The result should be every line in the data below that carries the string "rectangle".

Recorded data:
*** Block opens ***

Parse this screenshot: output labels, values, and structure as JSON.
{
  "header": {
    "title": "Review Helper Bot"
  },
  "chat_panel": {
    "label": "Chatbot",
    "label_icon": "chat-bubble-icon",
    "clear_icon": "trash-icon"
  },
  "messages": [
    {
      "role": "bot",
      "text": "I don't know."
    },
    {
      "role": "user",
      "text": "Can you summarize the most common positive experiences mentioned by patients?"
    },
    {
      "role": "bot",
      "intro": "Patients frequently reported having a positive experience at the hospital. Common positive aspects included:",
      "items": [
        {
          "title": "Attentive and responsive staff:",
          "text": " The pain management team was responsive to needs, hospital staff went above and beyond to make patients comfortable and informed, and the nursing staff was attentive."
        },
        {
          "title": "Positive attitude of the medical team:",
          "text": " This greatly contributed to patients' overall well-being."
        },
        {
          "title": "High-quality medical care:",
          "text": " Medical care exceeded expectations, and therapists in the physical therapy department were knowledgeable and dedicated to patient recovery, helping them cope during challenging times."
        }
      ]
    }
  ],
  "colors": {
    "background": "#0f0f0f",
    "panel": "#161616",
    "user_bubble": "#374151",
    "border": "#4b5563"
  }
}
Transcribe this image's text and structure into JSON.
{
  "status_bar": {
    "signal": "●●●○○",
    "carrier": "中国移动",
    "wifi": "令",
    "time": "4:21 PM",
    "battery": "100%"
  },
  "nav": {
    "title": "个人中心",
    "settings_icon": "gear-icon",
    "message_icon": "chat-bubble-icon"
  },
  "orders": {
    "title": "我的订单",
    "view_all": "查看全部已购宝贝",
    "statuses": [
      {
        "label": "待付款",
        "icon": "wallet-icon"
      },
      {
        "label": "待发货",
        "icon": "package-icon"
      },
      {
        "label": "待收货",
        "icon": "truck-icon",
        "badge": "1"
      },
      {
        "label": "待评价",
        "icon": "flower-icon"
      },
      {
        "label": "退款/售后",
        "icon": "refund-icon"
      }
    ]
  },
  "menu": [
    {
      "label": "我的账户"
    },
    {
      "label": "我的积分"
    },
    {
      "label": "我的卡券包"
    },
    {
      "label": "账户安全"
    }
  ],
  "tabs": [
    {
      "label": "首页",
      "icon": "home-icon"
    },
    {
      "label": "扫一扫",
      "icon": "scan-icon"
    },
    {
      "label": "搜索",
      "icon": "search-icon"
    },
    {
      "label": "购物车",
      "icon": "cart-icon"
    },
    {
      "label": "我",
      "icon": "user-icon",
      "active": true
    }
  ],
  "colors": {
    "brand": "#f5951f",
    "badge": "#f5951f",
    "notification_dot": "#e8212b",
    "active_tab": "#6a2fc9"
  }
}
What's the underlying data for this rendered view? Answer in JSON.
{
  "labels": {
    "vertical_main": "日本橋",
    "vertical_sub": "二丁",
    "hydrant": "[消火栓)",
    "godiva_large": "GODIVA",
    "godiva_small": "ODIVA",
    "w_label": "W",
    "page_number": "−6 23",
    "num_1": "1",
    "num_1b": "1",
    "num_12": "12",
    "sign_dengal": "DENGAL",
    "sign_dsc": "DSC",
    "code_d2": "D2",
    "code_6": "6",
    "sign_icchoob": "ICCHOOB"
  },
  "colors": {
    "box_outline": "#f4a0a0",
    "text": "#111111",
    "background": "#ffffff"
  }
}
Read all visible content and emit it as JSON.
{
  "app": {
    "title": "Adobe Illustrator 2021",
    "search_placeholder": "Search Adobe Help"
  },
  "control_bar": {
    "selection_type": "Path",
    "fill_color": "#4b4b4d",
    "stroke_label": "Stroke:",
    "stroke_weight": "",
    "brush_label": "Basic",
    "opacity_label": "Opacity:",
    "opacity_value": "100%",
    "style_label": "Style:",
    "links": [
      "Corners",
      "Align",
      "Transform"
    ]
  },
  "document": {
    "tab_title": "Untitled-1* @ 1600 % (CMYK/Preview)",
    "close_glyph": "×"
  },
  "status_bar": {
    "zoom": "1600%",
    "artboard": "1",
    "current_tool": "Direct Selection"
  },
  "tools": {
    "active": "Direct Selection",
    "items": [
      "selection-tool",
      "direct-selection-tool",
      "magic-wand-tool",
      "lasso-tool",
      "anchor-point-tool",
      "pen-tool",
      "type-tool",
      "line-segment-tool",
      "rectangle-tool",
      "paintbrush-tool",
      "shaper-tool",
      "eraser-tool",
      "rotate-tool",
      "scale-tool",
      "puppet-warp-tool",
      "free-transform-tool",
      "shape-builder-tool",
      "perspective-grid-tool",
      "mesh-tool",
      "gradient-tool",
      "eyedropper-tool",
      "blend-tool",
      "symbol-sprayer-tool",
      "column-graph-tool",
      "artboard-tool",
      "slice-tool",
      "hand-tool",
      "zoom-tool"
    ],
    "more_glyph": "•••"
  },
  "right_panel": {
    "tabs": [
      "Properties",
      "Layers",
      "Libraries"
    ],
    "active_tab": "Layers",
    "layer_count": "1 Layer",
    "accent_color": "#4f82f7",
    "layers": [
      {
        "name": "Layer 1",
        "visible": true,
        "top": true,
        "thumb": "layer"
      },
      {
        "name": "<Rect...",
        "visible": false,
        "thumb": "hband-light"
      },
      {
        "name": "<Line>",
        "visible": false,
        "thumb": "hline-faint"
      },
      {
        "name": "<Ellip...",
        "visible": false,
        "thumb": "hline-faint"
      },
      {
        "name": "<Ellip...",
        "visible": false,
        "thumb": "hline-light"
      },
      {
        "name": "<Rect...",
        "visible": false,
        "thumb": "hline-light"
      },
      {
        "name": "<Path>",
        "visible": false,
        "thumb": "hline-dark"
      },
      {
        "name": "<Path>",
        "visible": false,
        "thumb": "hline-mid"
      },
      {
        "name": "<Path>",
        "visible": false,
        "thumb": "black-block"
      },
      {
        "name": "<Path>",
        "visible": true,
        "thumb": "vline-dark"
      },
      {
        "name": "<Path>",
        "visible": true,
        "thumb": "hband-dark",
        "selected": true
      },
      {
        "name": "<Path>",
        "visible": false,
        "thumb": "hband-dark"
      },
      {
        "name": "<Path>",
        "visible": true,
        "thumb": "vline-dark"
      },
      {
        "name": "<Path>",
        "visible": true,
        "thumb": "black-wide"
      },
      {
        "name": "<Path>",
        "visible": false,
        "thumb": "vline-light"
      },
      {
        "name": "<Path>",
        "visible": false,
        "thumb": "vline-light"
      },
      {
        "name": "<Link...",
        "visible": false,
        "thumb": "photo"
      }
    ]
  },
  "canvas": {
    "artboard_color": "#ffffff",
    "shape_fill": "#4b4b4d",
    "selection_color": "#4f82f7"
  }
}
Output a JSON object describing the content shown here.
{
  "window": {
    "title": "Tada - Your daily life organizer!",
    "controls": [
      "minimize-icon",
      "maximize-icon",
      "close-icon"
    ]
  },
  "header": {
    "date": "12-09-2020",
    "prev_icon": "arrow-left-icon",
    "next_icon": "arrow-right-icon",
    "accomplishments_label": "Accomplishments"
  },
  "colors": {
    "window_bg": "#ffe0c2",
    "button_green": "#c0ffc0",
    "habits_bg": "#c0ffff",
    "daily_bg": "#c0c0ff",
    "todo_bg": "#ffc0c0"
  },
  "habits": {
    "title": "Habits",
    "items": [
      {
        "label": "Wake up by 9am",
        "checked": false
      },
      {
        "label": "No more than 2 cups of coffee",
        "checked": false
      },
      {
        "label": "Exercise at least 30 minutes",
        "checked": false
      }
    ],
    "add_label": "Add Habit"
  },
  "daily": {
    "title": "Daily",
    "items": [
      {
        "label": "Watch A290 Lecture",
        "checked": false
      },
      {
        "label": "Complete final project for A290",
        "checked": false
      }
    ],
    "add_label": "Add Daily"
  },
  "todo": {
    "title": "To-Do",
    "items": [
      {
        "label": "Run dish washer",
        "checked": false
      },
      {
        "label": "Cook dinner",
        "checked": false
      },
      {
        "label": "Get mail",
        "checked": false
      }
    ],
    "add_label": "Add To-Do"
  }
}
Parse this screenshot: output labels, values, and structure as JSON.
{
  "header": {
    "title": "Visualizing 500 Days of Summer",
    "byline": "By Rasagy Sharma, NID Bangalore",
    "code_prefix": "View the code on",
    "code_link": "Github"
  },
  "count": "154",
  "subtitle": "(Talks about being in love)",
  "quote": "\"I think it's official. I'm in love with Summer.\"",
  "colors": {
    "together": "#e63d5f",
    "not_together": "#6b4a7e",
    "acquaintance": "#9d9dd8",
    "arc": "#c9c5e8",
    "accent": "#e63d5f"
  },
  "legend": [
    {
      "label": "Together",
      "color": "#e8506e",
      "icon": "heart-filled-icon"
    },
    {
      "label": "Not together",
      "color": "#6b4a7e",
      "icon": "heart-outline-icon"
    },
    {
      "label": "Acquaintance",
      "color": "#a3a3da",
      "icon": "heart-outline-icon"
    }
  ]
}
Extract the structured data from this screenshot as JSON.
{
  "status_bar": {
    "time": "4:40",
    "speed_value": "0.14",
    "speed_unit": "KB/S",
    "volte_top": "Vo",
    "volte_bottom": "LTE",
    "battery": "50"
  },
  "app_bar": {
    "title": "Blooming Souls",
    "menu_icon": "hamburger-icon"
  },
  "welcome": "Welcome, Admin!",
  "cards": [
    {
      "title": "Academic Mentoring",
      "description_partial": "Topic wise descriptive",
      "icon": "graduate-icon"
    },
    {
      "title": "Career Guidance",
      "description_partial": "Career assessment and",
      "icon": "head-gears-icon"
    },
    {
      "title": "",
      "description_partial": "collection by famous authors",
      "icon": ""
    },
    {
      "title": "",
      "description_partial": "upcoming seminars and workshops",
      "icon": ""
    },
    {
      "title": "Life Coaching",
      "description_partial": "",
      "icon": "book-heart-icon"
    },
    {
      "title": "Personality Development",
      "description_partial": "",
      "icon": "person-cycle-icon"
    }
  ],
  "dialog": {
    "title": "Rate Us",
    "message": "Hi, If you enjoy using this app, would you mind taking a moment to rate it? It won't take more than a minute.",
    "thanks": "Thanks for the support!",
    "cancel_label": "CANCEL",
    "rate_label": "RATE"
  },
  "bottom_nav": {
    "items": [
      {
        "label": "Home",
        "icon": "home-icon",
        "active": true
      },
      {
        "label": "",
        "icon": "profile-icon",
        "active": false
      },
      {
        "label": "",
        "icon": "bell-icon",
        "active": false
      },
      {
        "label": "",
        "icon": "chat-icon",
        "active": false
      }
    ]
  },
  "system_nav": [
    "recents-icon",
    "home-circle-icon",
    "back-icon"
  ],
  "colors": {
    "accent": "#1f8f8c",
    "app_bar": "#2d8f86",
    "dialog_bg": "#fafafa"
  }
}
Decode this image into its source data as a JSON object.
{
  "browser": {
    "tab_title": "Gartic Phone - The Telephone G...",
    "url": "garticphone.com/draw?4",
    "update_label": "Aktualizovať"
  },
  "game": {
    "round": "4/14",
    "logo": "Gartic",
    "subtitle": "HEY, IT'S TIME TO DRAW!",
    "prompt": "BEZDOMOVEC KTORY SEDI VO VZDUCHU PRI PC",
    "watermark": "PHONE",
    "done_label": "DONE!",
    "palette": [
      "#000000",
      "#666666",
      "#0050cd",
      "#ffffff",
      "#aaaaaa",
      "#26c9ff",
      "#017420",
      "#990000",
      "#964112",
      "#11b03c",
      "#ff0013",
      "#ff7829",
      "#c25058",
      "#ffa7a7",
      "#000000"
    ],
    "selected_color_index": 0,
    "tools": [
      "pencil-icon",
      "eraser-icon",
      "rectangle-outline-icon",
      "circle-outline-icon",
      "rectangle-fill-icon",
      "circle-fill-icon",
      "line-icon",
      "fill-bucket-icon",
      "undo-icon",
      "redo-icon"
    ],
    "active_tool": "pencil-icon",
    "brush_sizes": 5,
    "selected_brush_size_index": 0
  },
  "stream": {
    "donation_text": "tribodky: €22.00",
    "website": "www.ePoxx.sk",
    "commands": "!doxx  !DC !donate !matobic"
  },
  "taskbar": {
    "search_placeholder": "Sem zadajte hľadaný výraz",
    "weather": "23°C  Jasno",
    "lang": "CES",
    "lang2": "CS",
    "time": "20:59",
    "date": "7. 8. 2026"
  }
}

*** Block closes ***

Written solution »
      "rectangle-tool",
      "rectangle-outline-icon",
      "rectangle-fill-icon",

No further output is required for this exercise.